Through his rustic genre scenes and landscapes, Henry Herbert La Thangue became a leading exponent of the British approach to Impressionism at the turn of the century. H H La Thangue was the son of a clerk in the General Register Office, who was of French Huguenot descent. He was born at 4 St John’s Grove, Croydon, on 19 January 1859, and educated at Dulwich College, where his contemporaries included the future painters, Alexander Stanhope Forbes and Frederick Goodall. He studied at Lambeth School of Art and then the Royal Academy Schools, where he won a gold medal and a travelling scholarship. His first exhibits appeared at the Society of British Artists (from 1877) and the Royal Academy (from 1878).

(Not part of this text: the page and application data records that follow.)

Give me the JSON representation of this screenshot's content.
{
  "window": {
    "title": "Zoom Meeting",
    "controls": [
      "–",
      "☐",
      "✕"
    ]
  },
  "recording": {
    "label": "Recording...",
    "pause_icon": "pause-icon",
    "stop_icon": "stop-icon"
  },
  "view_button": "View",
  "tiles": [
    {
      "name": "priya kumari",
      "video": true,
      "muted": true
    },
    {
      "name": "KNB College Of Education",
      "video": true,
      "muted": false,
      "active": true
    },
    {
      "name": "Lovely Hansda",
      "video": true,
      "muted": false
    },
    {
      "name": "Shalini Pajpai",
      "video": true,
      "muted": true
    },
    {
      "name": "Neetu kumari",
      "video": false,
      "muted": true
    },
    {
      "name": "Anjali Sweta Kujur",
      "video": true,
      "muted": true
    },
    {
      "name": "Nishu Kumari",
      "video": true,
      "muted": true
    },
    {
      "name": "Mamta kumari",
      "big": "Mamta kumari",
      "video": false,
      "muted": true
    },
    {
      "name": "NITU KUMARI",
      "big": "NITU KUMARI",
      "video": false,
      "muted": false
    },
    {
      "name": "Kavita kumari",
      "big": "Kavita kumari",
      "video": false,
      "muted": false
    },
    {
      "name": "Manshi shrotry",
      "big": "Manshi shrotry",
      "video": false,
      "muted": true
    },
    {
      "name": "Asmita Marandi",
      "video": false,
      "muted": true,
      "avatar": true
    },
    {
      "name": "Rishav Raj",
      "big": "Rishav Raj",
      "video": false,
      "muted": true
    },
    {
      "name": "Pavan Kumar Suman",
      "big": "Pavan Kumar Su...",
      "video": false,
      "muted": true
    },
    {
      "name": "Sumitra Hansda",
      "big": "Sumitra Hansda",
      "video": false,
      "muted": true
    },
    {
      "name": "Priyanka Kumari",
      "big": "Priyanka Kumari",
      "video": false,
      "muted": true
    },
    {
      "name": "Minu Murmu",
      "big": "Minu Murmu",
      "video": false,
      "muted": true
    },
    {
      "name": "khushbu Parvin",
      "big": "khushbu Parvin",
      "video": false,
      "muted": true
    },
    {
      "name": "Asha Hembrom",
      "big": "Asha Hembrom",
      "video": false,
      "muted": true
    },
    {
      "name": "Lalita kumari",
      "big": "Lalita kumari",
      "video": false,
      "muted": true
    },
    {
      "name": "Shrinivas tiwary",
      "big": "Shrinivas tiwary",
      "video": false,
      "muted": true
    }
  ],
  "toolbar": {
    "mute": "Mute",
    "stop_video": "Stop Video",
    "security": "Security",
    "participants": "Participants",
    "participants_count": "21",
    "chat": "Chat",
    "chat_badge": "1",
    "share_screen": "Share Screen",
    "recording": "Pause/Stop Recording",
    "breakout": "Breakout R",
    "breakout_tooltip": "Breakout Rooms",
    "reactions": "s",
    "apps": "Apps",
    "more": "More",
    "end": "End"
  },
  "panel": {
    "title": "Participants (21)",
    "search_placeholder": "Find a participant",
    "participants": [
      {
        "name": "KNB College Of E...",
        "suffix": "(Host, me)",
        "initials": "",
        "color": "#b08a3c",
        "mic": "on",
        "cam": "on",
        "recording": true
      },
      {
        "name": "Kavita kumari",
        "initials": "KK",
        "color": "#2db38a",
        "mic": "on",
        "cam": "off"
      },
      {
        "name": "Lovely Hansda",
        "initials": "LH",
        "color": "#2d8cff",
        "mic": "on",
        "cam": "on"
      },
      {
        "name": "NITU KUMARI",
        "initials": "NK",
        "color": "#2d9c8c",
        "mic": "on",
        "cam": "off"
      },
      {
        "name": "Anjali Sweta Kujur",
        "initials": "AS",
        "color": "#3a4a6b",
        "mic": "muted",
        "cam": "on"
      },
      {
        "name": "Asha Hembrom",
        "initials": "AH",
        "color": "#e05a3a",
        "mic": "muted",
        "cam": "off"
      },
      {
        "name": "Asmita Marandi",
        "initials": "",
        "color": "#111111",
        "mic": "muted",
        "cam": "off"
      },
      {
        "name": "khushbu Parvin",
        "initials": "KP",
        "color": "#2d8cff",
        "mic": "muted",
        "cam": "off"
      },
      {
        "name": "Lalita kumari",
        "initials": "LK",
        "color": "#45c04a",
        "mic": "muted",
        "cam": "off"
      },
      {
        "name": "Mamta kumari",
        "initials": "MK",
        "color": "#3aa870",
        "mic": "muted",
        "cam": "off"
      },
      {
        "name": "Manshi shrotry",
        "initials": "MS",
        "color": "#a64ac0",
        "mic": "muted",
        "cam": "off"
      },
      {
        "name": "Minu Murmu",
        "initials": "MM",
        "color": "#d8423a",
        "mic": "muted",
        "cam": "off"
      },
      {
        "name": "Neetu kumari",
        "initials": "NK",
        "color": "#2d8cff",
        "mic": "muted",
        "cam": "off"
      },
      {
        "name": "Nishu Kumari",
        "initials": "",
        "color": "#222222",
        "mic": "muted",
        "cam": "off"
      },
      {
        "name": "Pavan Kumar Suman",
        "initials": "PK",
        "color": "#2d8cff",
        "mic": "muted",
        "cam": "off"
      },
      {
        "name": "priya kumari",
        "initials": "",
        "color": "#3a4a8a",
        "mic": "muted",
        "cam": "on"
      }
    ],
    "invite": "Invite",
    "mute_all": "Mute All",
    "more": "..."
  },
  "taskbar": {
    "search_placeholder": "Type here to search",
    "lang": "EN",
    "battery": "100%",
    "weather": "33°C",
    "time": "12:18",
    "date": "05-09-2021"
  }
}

With the additional help of a letter of introduction from Frederic Leighton, the President of the Royal Academy, La Thangue went to Paris in 1880 to study under Jean-Léon Gérôme at the Ecole des Beaux-Arts. While in France, he spent his summers working with Stanhope Forbes on the Brittany coast (1881-83), and with James Harvard Thomas in the Rhône Valley (1883).
During this period, he fell under the influence of Jules Bastien-Lepage and other plein-air naturalists. As a result, he developed a technique using square brushstrokes of bright opaque colour, which was revealed in the works that he exhibited at the Paris Salon (from 1881), the Grosvenor Gallery (from 1882) and the Institute of Painters in Oil Colours (a member from its inaugural year in 1883).
On his return to England in 1884, La Thangue settled in South Walsham, Norfolk, and painted scenes of Fenland life. Two years later, he became a founder member of the New English Art Club, and campaigned for it to develop as a progressive rival to the Royal Academy. However, he failed to convince the more conservative members, and so resigned. He had more success in Bradford, where the mill owners became his principal patrons and the Arcadian Art Club elected him its President.
Following his move to Bosham, near Chichester, in Sussex, in 1891, La Thangue began to exhibit regularly again at the Royal Academy. (He would be elected an Associate in 1898 and an Academician in 1913.) Late in the decade, he moved again, to Graffham, near Petworth, but, from the turn of the century, was drawn increasingly to the Mediterranean. From a base in the village of Bormes-les-Mimosas, he explored and painted in Provence, Liguria, Lombardy and Spain. His first solo show – of landscapes, at the Leicester Galleries, in 1914 – was a critical success, receiving the praise of Walter Sickert, among others.
Living at Runcton, near Chichester, from the mid 1920s, La Thangue died at 20 Wimpole Street, Marylebone, London, on 21 December 1929.
His work is represented in numerous public collections, including Aberdeen Art Gallery & Museums; and the Art Gallery of New South Wales (Sydney).